- Supplied records -
● ● ● ● ●
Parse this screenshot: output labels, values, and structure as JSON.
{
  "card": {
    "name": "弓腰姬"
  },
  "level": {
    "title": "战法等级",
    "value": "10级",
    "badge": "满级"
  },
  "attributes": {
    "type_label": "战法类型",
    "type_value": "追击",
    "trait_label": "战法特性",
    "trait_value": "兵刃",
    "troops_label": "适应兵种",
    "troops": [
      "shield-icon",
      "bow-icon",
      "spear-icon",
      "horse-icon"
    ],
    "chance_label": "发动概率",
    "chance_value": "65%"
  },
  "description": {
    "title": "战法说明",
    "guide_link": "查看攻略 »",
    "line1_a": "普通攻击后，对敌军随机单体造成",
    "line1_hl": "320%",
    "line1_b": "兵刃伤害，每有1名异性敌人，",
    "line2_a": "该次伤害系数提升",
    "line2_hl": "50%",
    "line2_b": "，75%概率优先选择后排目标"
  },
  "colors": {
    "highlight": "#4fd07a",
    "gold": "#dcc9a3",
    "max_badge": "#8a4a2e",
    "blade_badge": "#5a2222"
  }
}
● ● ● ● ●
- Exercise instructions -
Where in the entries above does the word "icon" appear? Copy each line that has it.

- Solution for this task -
      "shield-icon",
      "bow-icon",
      "spear-icon",
      "horse-icon"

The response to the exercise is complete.